In 1907, a light was placed on Rags Island to mark the eastern channel for entering Fogo Harbour, and it commenced operation the following spring. The light consisted of a fixed white lens lantern that was hoisted to an open framework.
In 1911, a formal lighthouse was placed on Rags island to replace the hoist-up lantern. A Notice to Mariners in 1912 advertised the new light:
The fixed white lens-lantern light formerly exhibited from an open framework tower on Rags Island, northern shore of Fogo Island, east coast of Newfoundland, has been replaced by a 6th order fixed white light exhibited from a white circular iron tower.An addition to the keeper’s dwelling was made in 1913. M. Waterman started looking after the light in 1909. In 1921, an English acetylene light replaced the kerosene oil light used on Rags Island. It seems the circular iron tower was removed from the island with the change of light, as the 1922 List of Lights shows that a white square wooden tower with sloping sides and topped by a red lantern was on the island. The characteristic of the new light was a white flash every seven-and-half seconds.
The tower is connected with a white dwelling by a short covered passage.
The light was first listed as unwatched in the 1935 List of Lights, and it is thought that Keeper Waterman served until about this time.

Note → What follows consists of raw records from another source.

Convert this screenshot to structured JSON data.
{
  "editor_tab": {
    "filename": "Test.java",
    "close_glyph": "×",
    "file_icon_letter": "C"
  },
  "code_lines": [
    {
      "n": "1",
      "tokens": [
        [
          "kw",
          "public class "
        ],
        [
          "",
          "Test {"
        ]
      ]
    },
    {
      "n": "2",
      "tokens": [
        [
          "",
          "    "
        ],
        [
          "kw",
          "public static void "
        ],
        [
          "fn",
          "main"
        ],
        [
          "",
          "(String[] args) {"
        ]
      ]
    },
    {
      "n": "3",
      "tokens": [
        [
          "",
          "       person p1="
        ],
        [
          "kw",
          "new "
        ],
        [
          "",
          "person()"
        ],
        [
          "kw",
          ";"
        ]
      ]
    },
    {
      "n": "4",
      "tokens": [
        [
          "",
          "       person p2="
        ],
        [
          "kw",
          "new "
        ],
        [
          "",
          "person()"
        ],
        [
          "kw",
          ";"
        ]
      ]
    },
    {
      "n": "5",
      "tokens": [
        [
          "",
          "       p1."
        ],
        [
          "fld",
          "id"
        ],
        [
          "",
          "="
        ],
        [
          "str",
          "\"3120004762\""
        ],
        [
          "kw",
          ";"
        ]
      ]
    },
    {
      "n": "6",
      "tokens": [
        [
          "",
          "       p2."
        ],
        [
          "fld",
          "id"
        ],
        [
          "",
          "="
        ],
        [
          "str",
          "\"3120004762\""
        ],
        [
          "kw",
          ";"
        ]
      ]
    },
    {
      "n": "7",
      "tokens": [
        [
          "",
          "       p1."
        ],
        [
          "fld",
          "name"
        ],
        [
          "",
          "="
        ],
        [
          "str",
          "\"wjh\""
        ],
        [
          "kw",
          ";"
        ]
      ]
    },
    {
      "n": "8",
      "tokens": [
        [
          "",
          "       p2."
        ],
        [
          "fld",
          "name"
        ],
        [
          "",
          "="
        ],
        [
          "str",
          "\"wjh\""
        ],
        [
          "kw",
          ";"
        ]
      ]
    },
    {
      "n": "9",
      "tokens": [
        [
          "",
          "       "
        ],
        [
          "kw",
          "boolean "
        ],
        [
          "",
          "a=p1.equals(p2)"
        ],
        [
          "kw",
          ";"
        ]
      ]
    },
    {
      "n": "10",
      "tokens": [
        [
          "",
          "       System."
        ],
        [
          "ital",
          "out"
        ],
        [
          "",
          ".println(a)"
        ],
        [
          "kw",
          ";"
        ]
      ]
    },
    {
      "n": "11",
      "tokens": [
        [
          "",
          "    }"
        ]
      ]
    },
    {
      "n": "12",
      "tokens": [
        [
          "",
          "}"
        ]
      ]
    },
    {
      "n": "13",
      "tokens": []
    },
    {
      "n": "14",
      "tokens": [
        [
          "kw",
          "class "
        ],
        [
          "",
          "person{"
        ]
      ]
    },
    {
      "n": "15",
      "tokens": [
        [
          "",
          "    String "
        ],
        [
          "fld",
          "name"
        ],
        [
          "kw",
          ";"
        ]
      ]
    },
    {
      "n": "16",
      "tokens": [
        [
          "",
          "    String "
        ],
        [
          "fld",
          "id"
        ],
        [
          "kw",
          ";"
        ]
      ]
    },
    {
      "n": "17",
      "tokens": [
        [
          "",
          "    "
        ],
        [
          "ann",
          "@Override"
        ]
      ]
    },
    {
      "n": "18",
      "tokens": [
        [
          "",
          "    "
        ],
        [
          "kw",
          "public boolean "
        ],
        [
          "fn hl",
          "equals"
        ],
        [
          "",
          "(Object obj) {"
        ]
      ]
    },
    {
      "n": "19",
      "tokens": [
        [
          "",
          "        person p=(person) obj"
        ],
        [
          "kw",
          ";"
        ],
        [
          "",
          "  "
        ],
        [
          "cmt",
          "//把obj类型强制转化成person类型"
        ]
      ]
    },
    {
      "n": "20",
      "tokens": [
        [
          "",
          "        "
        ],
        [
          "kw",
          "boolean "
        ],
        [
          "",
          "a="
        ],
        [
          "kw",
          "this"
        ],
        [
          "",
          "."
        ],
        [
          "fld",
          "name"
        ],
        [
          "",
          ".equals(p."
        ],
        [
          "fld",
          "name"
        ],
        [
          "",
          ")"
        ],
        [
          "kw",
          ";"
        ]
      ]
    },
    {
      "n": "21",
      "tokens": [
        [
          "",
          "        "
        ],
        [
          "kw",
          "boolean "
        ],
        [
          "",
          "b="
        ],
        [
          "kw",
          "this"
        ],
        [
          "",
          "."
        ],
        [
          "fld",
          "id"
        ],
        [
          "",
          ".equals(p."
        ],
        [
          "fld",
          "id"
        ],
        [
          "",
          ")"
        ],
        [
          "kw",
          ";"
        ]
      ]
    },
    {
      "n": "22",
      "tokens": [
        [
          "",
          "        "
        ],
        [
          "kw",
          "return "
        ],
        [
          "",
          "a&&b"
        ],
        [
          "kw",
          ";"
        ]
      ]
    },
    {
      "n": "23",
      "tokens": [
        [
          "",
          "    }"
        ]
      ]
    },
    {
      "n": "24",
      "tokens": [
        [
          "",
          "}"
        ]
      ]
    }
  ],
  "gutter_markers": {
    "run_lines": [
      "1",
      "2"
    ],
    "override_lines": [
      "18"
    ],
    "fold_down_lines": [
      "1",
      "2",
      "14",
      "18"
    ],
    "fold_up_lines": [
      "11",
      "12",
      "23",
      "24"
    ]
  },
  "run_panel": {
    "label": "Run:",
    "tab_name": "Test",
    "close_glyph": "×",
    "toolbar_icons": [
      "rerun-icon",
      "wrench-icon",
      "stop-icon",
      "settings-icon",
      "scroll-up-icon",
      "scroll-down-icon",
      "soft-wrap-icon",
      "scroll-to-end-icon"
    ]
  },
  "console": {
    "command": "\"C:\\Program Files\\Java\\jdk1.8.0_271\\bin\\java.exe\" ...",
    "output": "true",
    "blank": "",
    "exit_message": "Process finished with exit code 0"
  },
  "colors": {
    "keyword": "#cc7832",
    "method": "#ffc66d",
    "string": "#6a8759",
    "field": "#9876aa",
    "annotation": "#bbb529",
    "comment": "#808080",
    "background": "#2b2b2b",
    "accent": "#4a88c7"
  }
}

The square, wooden tower was on the island through at least 1960. In 2021, a square, skeletal was displaying a flashing white light with a period of four seconds from Rags Island.
Keepers: Mark Waterman (1909 – 1934).